*What to do*
Across the entries that follow, count each line holding "인장응력" and state the total alone.

*Given data*
►
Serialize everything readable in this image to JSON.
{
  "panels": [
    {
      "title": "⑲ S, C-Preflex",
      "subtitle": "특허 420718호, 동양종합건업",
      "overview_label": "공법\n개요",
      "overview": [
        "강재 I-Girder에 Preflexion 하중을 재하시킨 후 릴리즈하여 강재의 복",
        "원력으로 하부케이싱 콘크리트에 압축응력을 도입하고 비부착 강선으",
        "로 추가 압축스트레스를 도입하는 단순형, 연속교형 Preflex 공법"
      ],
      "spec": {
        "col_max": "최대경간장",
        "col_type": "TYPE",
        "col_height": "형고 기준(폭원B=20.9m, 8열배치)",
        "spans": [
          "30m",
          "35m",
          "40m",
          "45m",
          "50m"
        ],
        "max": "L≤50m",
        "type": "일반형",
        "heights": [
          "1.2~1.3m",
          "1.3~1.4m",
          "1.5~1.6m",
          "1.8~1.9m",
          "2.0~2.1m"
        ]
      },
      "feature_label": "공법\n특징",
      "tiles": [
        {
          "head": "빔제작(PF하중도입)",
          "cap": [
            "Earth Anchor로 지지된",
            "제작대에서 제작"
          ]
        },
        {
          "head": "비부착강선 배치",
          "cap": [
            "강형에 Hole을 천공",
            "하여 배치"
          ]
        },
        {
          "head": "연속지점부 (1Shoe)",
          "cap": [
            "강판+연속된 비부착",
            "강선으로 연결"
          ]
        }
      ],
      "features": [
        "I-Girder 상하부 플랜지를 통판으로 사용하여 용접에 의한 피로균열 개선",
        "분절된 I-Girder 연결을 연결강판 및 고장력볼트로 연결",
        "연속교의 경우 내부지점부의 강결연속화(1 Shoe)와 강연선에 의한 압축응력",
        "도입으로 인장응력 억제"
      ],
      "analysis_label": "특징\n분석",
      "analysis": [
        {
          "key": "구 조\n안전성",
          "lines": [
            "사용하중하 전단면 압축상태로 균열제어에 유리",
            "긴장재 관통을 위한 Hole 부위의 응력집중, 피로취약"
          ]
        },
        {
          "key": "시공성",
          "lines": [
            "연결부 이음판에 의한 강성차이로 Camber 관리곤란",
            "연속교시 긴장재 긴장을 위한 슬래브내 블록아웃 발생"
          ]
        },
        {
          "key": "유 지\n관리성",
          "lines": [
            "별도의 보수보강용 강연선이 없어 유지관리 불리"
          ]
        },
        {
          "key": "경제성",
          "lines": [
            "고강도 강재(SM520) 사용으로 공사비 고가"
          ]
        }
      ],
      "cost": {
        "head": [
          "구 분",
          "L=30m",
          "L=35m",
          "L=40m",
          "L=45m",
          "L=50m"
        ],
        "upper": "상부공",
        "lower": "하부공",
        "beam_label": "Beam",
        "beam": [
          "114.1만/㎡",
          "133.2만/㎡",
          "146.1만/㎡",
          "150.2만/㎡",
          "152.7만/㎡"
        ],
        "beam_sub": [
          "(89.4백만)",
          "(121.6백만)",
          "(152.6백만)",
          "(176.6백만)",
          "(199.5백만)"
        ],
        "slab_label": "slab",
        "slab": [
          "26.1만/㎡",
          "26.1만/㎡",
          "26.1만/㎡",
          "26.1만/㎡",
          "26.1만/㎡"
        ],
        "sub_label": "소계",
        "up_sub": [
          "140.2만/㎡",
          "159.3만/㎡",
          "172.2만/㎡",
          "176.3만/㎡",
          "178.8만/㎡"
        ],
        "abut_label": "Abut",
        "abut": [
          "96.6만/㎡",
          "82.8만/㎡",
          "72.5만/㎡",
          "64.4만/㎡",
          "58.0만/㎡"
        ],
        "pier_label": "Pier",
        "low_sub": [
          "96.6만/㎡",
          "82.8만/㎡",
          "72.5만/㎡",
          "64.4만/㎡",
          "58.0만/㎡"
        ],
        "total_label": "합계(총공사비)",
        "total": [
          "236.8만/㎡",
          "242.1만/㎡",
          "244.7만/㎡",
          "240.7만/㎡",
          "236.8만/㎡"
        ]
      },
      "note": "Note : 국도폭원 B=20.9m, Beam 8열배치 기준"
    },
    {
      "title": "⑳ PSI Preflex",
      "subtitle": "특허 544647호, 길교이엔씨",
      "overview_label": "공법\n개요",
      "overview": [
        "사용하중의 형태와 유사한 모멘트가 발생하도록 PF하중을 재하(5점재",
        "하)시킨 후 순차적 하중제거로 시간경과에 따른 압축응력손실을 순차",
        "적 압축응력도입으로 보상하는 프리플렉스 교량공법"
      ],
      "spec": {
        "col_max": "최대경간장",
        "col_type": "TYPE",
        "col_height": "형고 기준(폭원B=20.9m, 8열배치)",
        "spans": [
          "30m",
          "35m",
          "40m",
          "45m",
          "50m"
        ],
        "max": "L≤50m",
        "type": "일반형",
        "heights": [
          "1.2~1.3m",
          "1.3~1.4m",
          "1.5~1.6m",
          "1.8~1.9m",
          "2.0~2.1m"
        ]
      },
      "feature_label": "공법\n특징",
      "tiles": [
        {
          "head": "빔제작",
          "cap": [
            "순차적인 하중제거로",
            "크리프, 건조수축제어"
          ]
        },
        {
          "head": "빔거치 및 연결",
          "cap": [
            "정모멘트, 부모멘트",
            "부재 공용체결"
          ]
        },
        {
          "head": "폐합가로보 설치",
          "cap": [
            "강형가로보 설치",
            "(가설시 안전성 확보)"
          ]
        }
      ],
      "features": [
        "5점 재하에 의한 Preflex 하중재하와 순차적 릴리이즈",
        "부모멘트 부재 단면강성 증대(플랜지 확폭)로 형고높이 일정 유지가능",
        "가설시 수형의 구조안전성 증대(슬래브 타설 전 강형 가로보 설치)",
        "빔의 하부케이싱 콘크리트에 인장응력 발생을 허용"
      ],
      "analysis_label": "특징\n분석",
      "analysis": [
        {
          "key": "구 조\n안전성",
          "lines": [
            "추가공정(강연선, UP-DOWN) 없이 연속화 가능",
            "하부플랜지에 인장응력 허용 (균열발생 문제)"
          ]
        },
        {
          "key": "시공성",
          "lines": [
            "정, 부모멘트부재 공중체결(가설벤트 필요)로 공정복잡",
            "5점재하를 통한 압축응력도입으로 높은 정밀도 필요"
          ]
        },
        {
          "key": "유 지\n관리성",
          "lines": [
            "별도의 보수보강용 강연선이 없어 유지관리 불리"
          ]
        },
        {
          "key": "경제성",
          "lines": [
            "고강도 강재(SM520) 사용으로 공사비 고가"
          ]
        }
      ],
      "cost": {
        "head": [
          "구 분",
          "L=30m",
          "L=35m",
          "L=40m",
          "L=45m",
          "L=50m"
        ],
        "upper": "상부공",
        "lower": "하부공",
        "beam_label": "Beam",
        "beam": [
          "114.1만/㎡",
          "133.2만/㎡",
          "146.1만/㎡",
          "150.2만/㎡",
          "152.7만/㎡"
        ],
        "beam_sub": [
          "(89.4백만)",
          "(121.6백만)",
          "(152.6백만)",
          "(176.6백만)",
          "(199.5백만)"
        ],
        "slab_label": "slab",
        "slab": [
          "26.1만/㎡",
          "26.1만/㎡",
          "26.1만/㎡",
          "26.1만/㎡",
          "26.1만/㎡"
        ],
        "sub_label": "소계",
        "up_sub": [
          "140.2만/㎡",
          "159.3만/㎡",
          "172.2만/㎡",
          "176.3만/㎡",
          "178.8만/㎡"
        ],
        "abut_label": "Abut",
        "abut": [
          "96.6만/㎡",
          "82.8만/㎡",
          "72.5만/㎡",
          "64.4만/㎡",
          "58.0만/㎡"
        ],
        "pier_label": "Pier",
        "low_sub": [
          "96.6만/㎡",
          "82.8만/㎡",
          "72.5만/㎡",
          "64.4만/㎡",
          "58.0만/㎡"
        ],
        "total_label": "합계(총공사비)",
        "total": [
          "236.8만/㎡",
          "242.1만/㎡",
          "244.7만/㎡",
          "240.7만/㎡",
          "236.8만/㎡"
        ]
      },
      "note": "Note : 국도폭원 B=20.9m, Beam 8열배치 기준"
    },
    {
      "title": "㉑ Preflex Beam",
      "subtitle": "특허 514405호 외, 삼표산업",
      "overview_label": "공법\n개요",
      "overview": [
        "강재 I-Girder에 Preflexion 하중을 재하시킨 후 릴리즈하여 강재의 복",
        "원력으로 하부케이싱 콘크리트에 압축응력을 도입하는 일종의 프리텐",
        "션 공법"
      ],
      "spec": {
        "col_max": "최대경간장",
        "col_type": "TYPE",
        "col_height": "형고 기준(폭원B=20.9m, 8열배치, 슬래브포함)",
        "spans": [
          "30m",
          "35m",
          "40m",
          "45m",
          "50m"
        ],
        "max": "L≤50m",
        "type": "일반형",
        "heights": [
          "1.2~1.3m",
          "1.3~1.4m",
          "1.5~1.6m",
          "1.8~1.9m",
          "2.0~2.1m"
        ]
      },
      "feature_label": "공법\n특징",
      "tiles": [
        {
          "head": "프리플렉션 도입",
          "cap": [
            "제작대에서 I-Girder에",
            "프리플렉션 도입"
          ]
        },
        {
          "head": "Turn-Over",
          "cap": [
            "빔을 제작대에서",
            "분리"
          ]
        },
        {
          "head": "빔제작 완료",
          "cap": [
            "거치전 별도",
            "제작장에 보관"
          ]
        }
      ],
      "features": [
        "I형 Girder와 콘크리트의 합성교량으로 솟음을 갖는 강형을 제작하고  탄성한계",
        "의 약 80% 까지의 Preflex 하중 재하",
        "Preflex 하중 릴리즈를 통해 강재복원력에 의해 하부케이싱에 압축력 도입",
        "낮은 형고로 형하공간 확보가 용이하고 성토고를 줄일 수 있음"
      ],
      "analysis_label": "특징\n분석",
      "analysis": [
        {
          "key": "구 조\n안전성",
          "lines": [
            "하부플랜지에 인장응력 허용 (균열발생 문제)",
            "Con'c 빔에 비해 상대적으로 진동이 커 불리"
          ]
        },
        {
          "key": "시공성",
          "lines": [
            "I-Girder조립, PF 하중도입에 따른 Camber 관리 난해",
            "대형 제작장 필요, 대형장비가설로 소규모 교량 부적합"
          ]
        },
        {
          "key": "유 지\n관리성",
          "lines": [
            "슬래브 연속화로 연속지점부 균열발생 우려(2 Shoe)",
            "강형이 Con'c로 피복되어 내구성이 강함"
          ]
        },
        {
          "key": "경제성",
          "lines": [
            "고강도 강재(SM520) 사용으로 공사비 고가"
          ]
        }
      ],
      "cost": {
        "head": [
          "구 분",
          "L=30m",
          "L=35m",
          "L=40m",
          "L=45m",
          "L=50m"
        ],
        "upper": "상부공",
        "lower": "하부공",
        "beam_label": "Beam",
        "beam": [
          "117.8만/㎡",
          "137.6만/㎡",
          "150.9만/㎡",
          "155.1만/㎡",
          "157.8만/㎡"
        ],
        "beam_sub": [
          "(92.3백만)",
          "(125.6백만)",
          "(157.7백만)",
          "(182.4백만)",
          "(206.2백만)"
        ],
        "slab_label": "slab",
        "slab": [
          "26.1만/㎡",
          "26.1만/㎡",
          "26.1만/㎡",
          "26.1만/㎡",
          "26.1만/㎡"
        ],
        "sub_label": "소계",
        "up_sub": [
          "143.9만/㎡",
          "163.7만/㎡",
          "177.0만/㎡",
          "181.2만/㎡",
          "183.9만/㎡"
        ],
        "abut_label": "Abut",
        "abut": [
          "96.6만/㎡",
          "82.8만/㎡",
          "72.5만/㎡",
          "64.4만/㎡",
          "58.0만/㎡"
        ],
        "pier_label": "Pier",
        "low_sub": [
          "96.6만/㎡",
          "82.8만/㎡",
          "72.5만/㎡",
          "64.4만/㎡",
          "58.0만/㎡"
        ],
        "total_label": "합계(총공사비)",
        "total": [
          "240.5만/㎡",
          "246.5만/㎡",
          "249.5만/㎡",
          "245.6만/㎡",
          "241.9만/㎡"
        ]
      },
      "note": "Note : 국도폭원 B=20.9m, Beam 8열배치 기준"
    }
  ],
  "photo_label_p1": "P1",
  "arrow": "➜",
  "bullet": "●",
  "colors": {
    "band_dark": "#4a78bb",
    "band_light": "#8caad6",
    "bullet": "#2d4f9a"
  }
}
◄
*Exercise result*
4